He soon found himself in Germany and in combat. Kirby was scared as he went into combat at Cologne; seeing dead bodies shook him badly. He thought to himself: "Hig, you are just like a dog. You will either get killed or won't so don't worry about it." His unit was used on many patrols and went through all of them with no one getting killed or hurt. He gave great credit to Platoon Sergeant Gardner. His unit fought all the way to Berndorff, Austria. Shipped home, Kirby and his fellow soldiers were preparing to go to the Philippines and shipped out. When they arrived there, they learned the Japanese had surrendered. Kirby was in Manila until March 1946, when he finally sailed for the mainland. He was discharged on March 26, 1946.

Kirby Higbe was a good old boy from South Carolina. No angel, he was a hell raiser and lived a hard life, until he found religion. A hard thrower, he was compared to Bob Feller in his time. He said: "I developed my arm by throwing rocks at Negroes and they of course returned the favor." Like Bobo Newsom, another South Carolinian, he liked to talk a lot and brag about his pitching. He had the misfortune to pitch for some bad teams, including the Philadelphia Phillies of the late 1930s until he was traded to the Brooklyn Dodgers for three players after the 1940 season. He led the National League in wins and pitched in the World Series in his first season with the Dodgers in 1941.

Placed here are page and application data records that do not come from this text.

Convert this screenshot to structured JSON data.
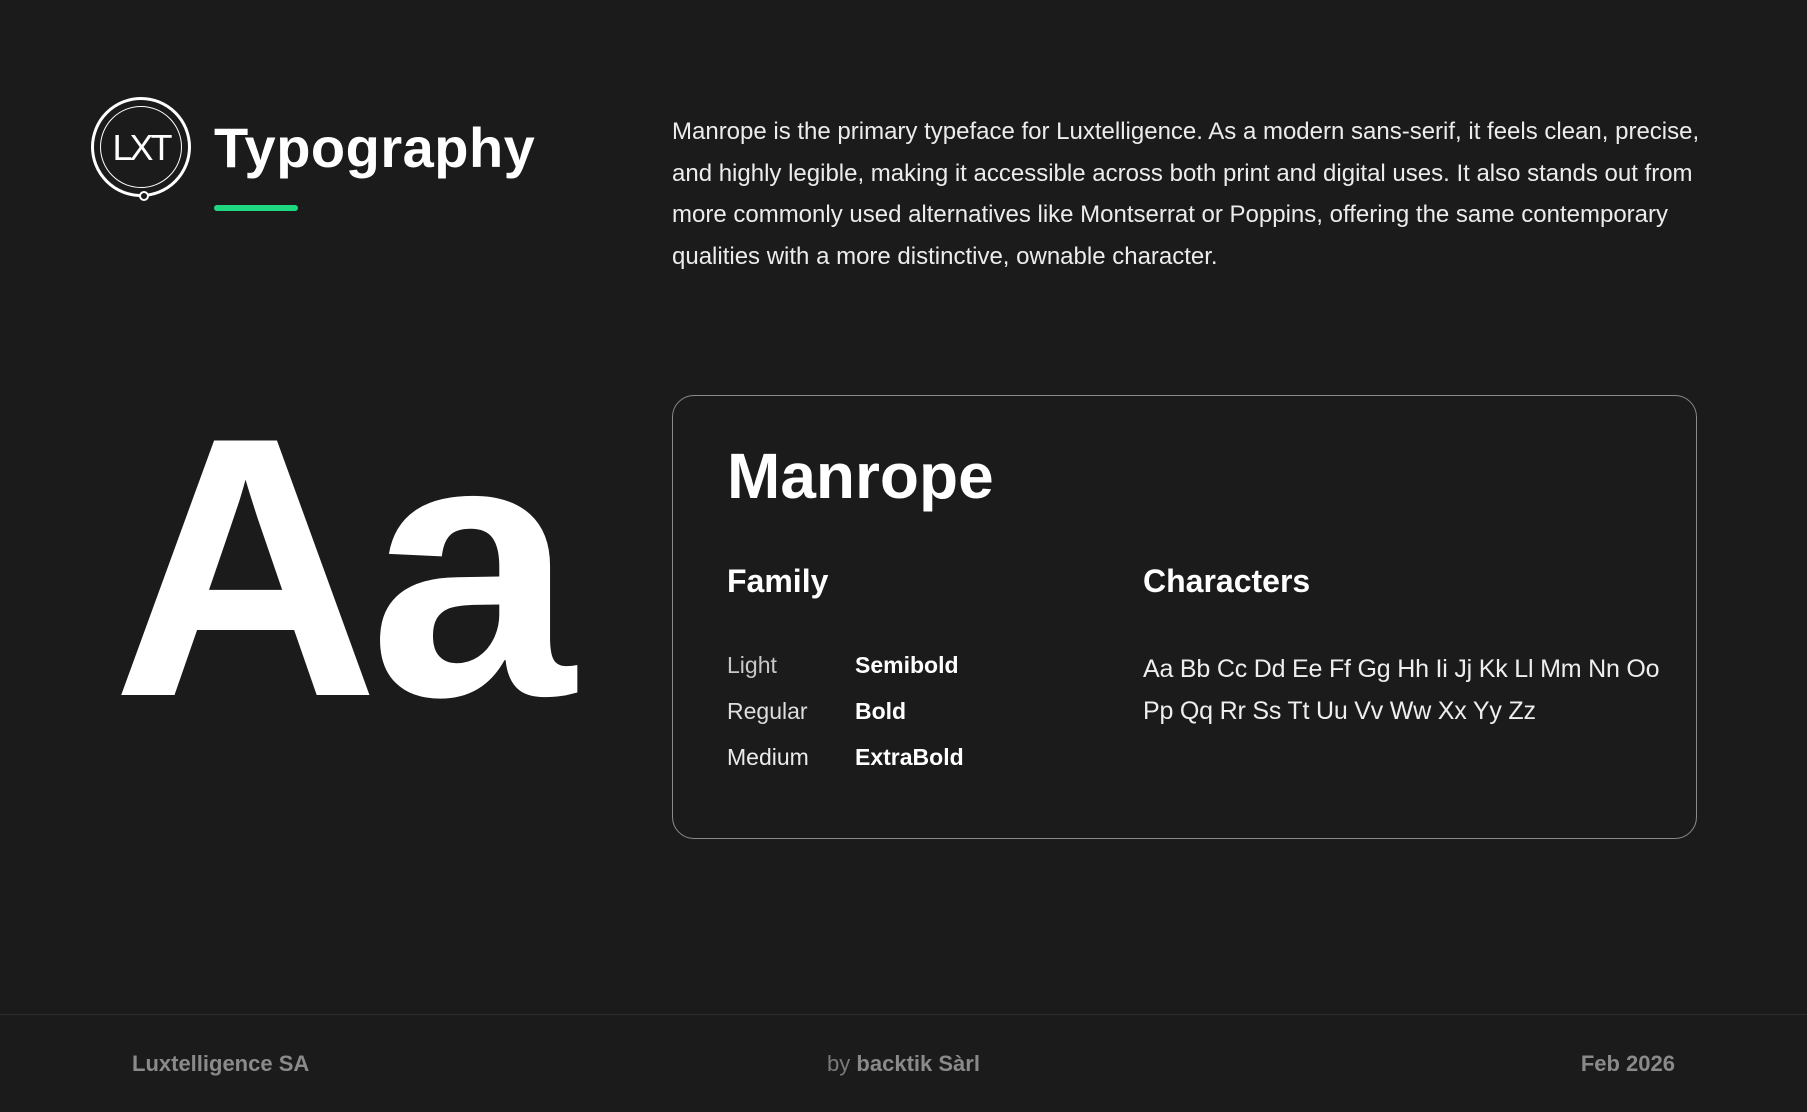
{
  "header": {
    "logo_text": "LXT",
    "title": "Typography",
    "accent_color": "#1fd882"
  },
  "intro": {
    "text": "Manrope is the primary typeface for Luxtelligence. As a modern sans-serif, it feels clean, precise, and highly legible, making it accessible across both print and digital uses. It also stands out from more commonly used alternatives like Montserrat or Poppins, offering the same contemporary qualities with a more distinctive, ownable character."
  },
  "specimen": {
    "glyphs": "Aa"
  },
  "font_card": {
    "name": "Manrope",
    "family_heading": "Family",
    "characters_heading": "Characters",
    "weights": {
      "light": "Light",
      "regular": "Regular",
      "medium": "Medium",
      "semibold": "Semibold",
      "bold": "Bold",
      "extrabold": "ExtraBold"
    },
    "characters": [
      "Aa Bb Cc Dd Ee Ff Gg Hh Ii Jj Kk Ll Mm Nn Oo",
      "Pp Qq Rr Ss Tt Uu Vv Ww Xx Yy Zz"
    ]
  },
  "footer": {
    "left": "Luxtelligence SA",
    "center_prefix": "by",
    "center_name": "backtik Sàrl",
    "right": "Feb 2026"
  },
  "colors": {
    "background": "#1b1b1b",
    "text": "#ffffff",
    "accent": "#1fd882",
    "muted": "#8a8a8a"
  }
}
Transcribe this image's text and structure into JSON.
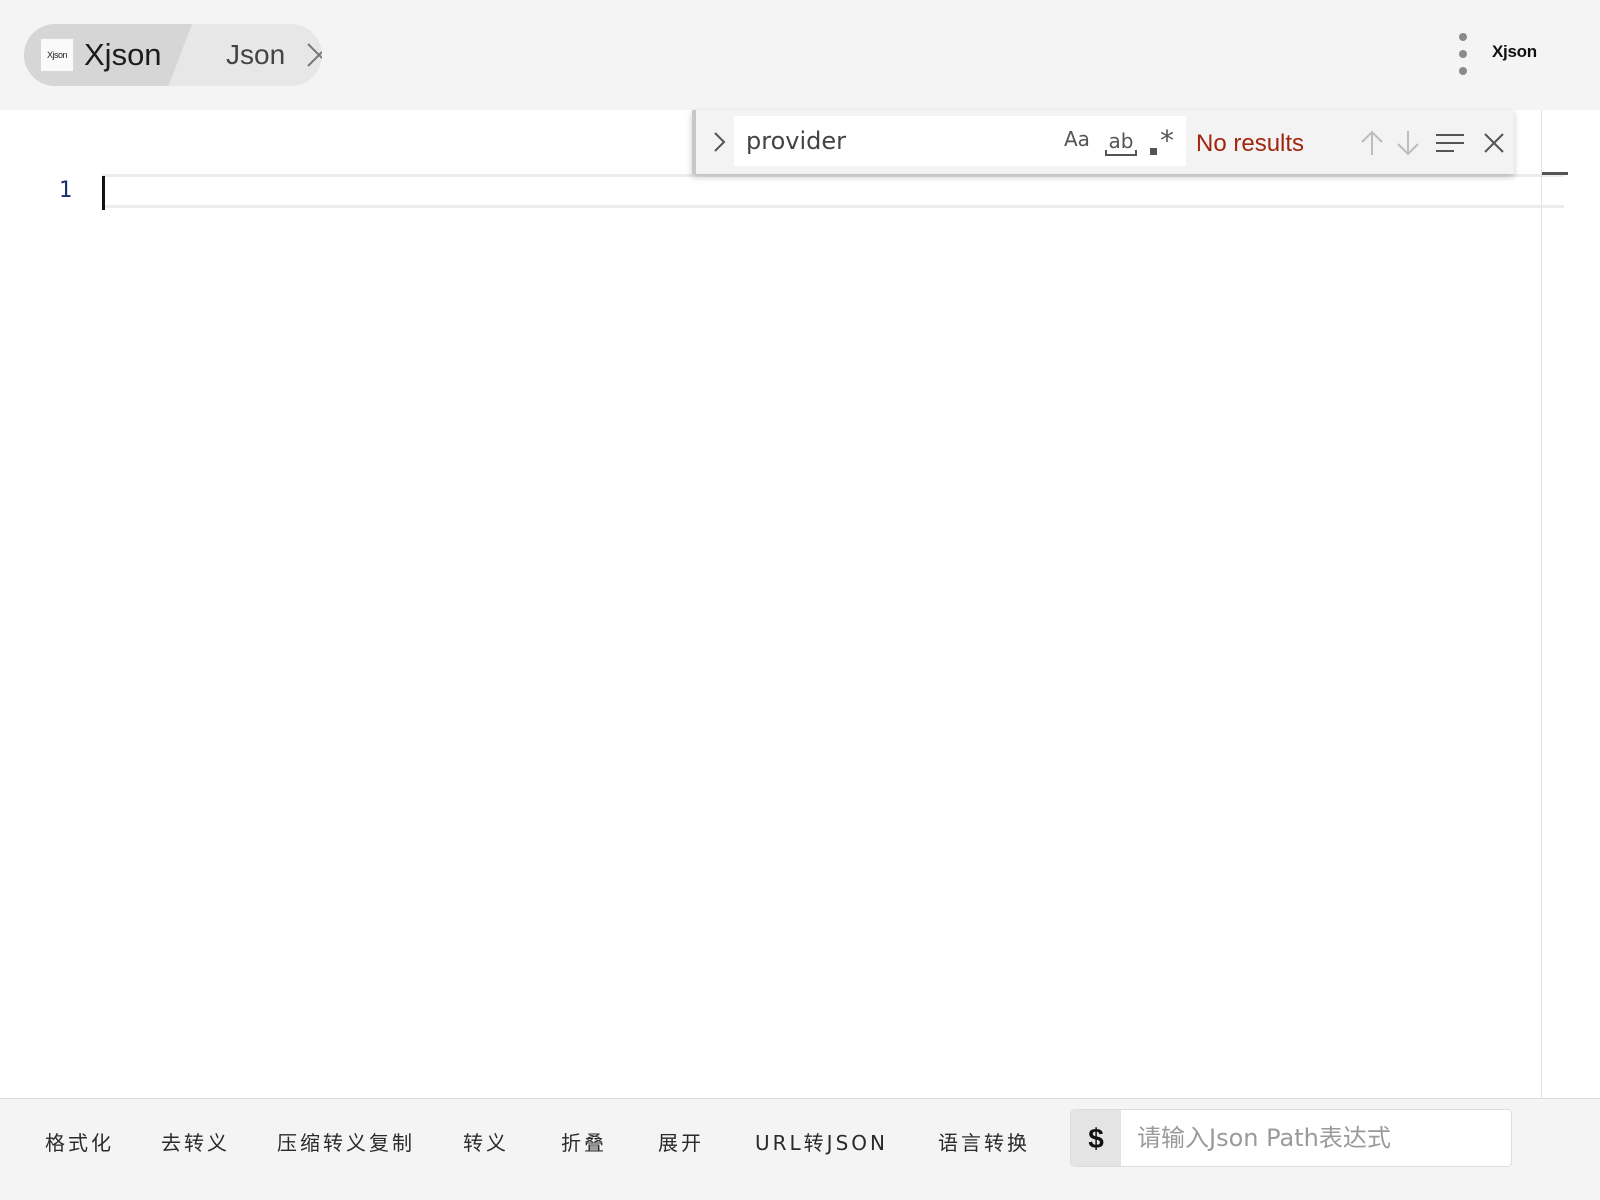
{
  "header": {
    "app_tab": {
      "logo_text": "Xjson",
      "label": "Xjson"
    },
    "doc_tab": {
      "label": "Json"
    },
    "app_name": "Xjson"
  },
  "editor": {
    "line_numbers": [
      "1"
    ],
    "content": ""
  },
  "find": {
    "query": "provider",
    "match_case_label": "Aa",
    "whole_word_label": "ab",
    "regex_label": ".*",
    "result_text": "No results",
    "result_color": "#a1260d"
  },
  "toolbar": {
    "format": "格式化",
    "unescape": "去转义",
    "compress_escape_copy": "压缩转义复制",
    "escape": "转义",
    "fold": "折叠",
    "expand": "展开",
    "url_to_json": "URL转JSON",
    "language_convert": "语言转换"
  },
  "json_path": {
    "prefix": "$",
    "placeholder": "请输入Json Path表达式",
    "value": ""
  },
  "icons": {
    "tab_close": "close-icon",
    "menu": "more-vertical-icon",
    "replace_toggle": "chevron-right-icon",
    "prev": "arrow-up-icon",
    "next": "arrow-down-icon",
    "selection": "find-in-selection-icon",
    "find_close": "close-icon"
  }
}
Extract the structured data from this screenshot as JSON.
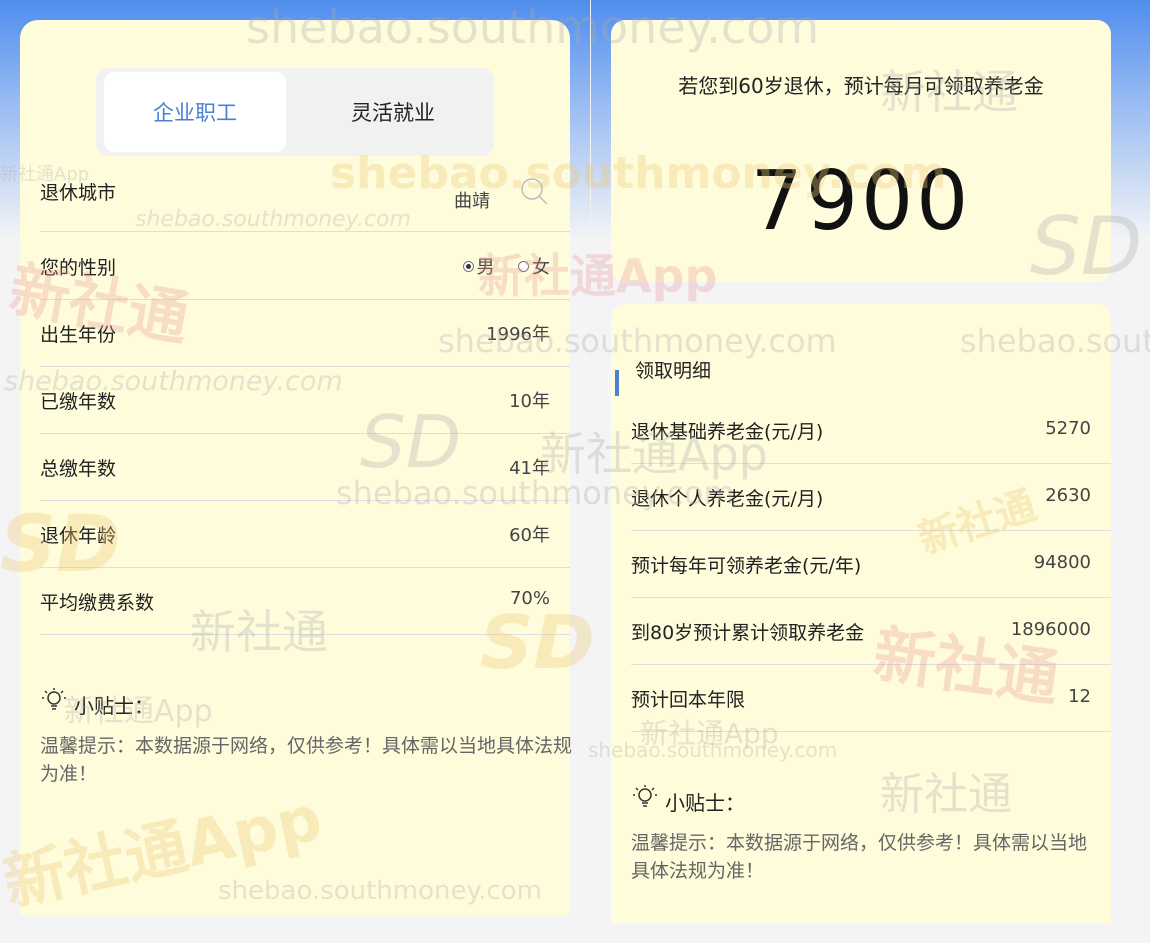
{
  "left": {
    "tabs": [
      {
        "label": "企业职工",
        "active": true
      },
      {
        "label": "灵活就业",
        "active": false
      }
    ],
    "city": {
      "label": "退休城市",
      "value": "曲靖",
      "icon": "search-icon"
    },
    "gender": {
      "label": "您的性别",
      "options": [
        {
          "label": "男",
          "checked": true
        },
        {
          "label": "女",
          "checked": false
        }
      ]
    },
    "birth_year": {
      "label": "出生年份",
      "value": "1996年"
    },
    "paid_years": {
      "label": "已缴年数",
      "value": "10年"
    },
    "total_years": {
      "label": "总缴年数",
      "value": "41年"
    },
    "retire_age": {
      "label": "退休年龄",
      "value": "60年"
    },
    "coefficient": {
      "label": "平均缴费系数",
      "value": "70%"
    },
    "tip": {
      "title": "小贴士：",
      "icon": "lightbulb-icon",
      "text": "温馨提示：本数据源于网络，仅供参考！具体需以当地具体法规为准！"
    }
  },
  "right": {
    "caption": "若您到60岁退休，预计每月可领取养老金",
    "amount": "7900",
    "detail_title": "领取明细",
    "rows": [
      {
        "label": "退休基础养老金(元/月)",
        "value": "5270"
      },
      {
        "label": "退休个人养老金(元/月)",
        "value": "2630"
      },
      {
        "label": "预计每年可领养老金(元/年)",
        "value": "94800"
      },
      {
        "label": "到80岁预计累计领取养老金",
        "value": "1896000"
      },
      {
        "label": "预计回本年限",
        "value": "12"
      }
    ],
    "tip": {
      "title": "小贴士：",
      "icon": "lightbulb-icon",
      "text": "温馨提示：本数据源于网络，仅供参考！具体需以当地具体法规为准！"
    }
  },
  "watermarks": {
    "url": "shebao.southmoney.com",
    "app": "新社通App",
    "cn": "新社通",
    "logo": "SD"
  },
  "colors": {
    "accent": "#4a7fd4",
    "card_bg": "#fffcdc",
    "header_blue": "#4f8ded"
  }
}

Notable Achievements[edit]

  • 2-time NL All-Star (1940 & 1946)
  • NL Wins Leader (1941)
  • NL Games Pitched Leader (1941)
  • NL Strikeouts Leader (1940)
  • 15 Wins Seasons: 3 (1941, 1942 & 1946)
  • 20 Wins Seasons: 1 (1941)
  • 200 Innings Pitched Seasons: 6 (1939-1942, 1946 & 1947)

Related Sites[edit]